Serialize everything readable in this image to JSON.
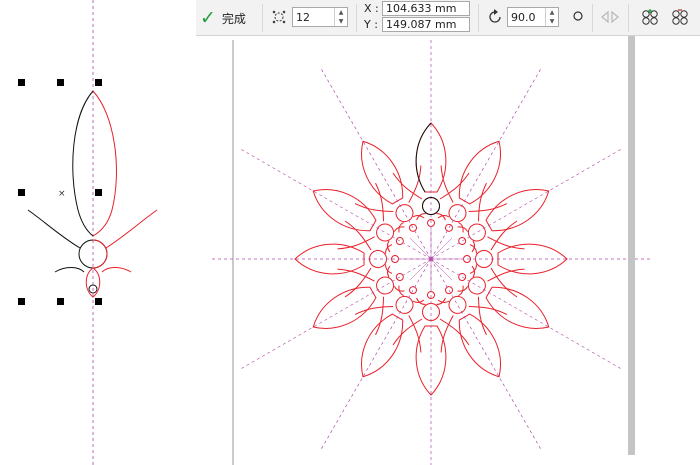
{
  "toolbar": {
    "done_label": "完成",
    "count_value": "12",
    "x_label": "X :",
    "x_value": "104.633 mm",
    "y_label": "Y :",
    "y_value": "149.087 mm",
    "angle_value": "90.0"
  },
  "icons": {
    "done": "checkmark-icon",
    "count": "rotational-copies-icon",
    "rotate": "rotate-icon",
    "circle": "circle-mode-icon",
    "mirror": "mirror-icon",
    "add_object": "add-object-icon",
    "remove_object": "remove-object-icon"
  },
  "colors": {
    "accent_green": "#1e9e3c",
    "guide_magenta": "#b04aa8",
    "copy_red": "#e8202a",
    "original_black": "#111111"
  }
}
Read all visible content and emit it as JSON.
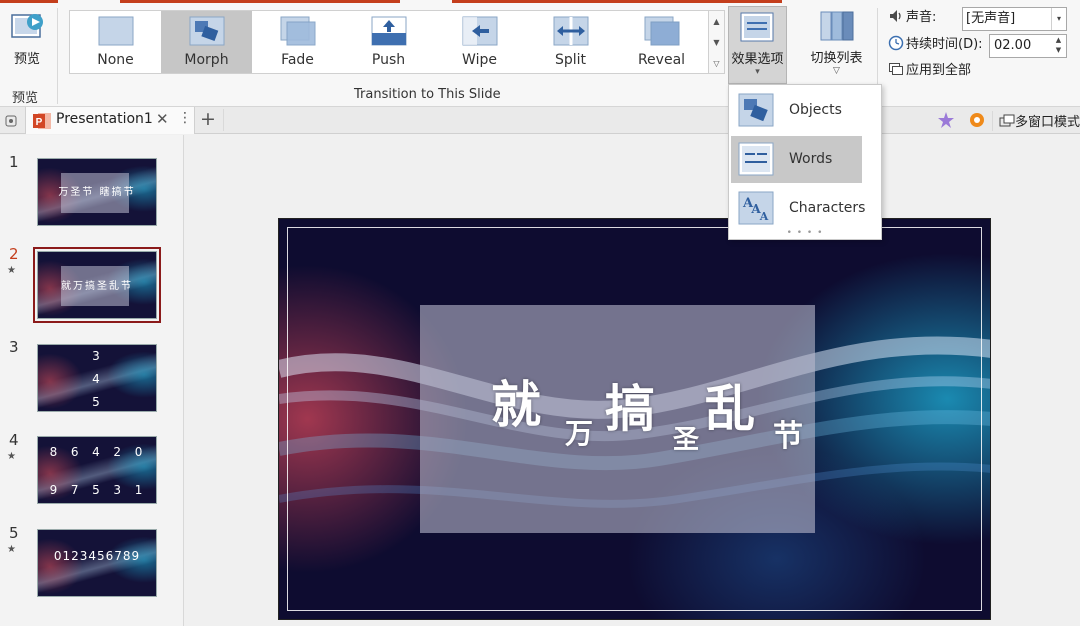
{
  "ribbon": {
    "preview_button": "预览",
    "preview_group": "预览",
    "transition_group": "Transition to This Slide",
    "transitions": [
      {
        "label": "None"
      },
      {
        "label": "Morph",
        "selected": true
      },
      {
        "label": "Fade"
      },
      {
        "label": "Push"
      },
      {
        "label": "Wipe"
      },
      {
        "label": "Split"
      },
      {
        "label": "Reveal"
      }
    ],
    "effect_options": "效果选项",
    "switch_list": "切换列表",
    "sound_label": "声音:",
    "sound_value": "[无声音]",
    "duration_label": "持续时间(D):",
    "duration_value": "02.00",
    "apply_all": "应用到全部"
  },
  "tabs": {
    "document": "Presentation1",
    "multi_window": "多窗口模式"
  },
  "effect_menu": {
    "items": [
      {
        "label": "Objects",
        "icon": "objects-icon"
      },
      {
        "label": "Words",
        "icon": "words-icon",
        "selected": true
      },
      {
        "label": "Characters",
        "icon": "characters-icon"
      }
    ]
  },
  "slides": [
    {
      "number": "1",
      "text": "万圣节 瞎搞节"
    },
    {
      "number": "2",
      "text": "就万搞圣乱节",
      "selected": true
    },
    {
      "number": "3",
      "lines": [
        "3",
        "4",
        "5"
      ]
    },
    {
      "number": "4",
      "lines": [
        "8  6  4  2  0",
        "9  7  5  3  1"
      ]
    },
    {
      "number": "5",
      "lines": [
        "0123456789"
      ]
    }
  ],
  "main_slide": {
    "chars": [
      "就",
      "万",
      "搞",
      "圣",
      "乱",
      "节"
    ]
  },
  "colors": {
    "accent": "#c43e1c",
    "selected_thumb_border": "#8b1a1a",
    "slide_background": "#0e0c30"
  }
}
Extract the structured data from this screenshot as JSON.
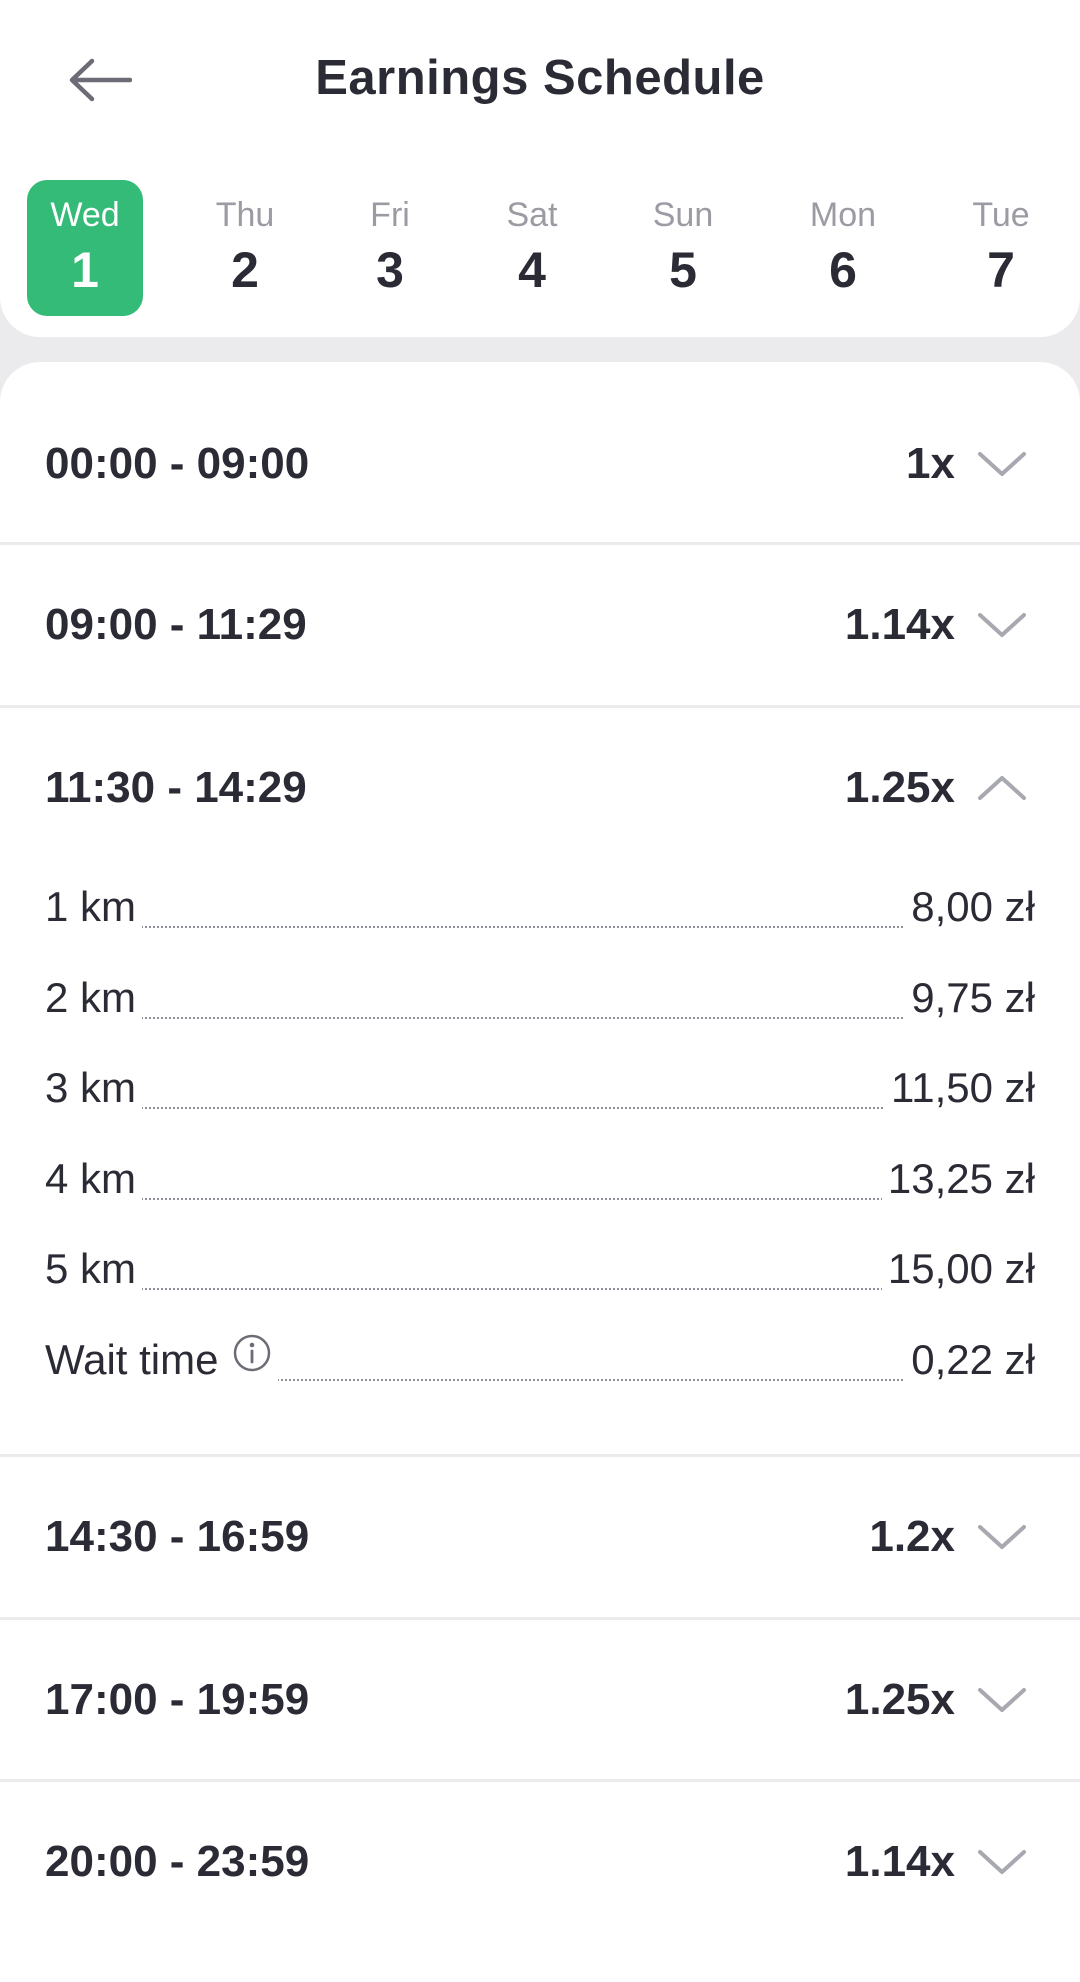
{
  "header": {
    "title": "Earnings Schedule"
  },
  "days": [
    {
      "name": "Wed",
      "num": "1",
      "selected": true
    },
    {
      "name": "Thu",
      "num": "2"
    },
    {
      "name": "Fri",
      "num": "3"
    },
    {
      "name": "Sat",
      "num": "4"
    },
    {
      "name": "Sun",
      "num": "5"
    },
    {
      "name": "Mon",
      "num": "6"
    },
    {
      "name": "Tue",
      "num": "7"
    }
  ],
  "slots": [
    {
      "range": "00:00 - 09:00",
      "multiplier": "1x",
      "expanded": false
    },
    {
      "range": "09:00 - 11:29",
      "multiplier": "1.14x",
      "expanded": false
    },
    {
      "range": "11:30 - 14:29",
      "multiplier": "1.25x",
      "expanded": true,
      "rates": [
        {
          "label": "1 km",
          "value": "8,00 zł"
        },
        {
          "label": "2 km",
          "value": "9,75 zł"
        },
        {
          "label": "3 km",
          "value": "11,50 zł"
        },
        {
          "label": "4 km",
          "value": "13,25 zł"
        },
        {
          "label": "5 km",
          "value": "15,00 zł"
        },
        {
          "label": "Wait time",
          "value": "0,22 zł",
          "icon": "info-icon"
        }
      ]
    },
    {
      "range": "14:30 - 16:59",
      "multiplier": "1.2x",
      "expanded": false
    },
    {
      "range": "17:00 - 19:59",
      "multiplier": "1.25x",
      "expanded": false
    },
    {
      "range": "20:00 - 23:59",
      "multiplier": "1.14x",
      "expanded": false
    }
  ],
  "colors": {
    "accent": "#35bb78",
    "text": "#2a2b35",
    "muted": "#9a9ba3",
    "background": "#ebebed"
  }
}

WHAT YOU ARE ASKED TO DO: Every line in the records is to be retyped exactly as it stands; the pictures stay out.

TASK OUTPUT:
Serialize everything readable in this image to JSON.
{
  "toolbar": {
    "done_label": "完成",
    "count_value": "12",
    "x_label": "X :",
    "x_value": "104.633 mm",
    "y_label": "Y :",
    "y_value": "149.087 mm",
    "angle_value": "90.0"
  },
  "icons": {
    "done": "checkmark-icon",
    "count": "rotational-copies-icon",
    "rotate": "rotate-icon",
    "circle": "circle-mode-icon",
    "mirror": "mirror-icon",
    "add_object": "add-object-icon",
    "remove_object": "remove-object-icon"
  },
  "colors": {
    "accent_green": "#1e9e3c",
    "guide_magenta": "#b04aa8",
    "copy_red": "#e8202a",
    "original_black": "#111111"
  }
}
Read all visible content and emit it as JSON.
{
  "ribbon": {
    "preview_button": "预览",
    "preview_group": "预览",
    "transition_group": "Transition to This Slide",
    "transitions": [
      {
        "label": "None"
      },
      {
        "label": "Morph",
        "selected": true
      },
      {
        "label": "Fade"
      },
      {
        "label": "Push"
      },
      {
        "label": "Wipe"
      },
      {
        "label": "Split"
      },
      {
        "label": "Reveal"
      }
    ],
    "effect_options": "效果选项",
    "switch_list": "切换列表",
    "sound_label": "声音:",
    "sound_value": "[无声音]",
    "duration_label": "持续时间(D):",
    "duration_value": "02.00",
    "apply_all": "应用到全部"
  },
  "tabs": {
    "document": "Presentation1",
    "multi_window": "多窗口模式"
  },
  "effect_menu": {
    "items": [
      {
        "label": "Objects",
        "icon": "objects-icon"
      },
      {
        "label": "Words",
        "icon": "words-icon",
        "selected": true
      },
      {
        "label": "Characters",
        "icon": "characters-icon"
      }
    ]
  },
  "slides": [
    {
      "number": "1",
      "text": "万圣节 瞎搞节"
    },
    {
      "number": "2",
      "text": "就万搞圣乱节",
      "selected": true
    },
    {
      "number": "3",
      "lines": [
        "3",
        "4",
        "5"
      ]
    },
    {
      "number": "4",
      "lines": [
        "8  6  4  2  0",
        "9  7  5  3  1"
      ]
    },
    {
      "number": "5",
      "lines": [
        "0123456789"
      ]
    }
  ],
  "main_slide": {
    "chars": [
      "就",
      "万",
      "搞",
      "圣",
      "乱",
      "节"
    ]
  },
  "colors": {
    "accent": "#c43e1c",
    "selected_thumb_border": "#8b1a1a",
    "slide_background": "#0e0c30"
  }
}
Extract the structured data from this screenshot as JSON.
{
  "header": {
    "title": "Earnings Schedule"
  },
  "days": [
    {
      "name": "Wed",
      "num": "1",
      "selected": true
    },
    {
      "name": "Thu",
      "num": "2"
    },
    {
      "name": "Fri",
      "num": "3"
    },
    {
      "name": "Sat",
      "num": "4"
    },
    {
      "name": "Sun",
      "num": "5"
    },
    {
      "name": "Mon",
      "num": "6"
    },
    {
      "name": "Tue",
      "num": "7"
    }
  ],
  "slots": [
    {
      "range": "00:00 - 09:00",
      "multiplier": "1x",
      "expanded": false
    },
    {
      "range": "09:00 - 11:29",
      "multiplier": "1.14x",
      "expanded": false
    },
    {
      "range": "11:30 - 14:29",
      "multiplier": "1.25x",
      "expanded": true,
      "rates": [
        {
          "label": "1 km",
          "value": "8,00 zł"
        },
        {
          "label": "2 km",
          "value": "9,75 zł"
        },
        {
          "label": "3 km",
          "value": "11,50 zł"
        },
        {
          "label": "4 km",
          "value": "13,25 zł"
        },
        {
          "label": "5 km",
          "value": "15,00 zł"
        },
        {
          "label": "Wait time",
          "value": "0,22 zł",
          "icon": "info-icon"
        }
      ]
    },
    {
      "range": "14:30 - 16:59",
      "multiplier": "1.2x",
      "expanded": false
    },
    {
      "range": "17:00 - 19:59",
      "multiplier": "1.25x",
      "expanded": false
    },
    {
      "range": "20:00 - 23:59",
      "multiplier": "1.14x",
      "expanded": false
    }
  ],
  "colors": {
    "accent": "#35bb78",
    "text": "#2a2b35",
    "muted": "#9a9ba3",
    "background": "#ebebed"
  }
}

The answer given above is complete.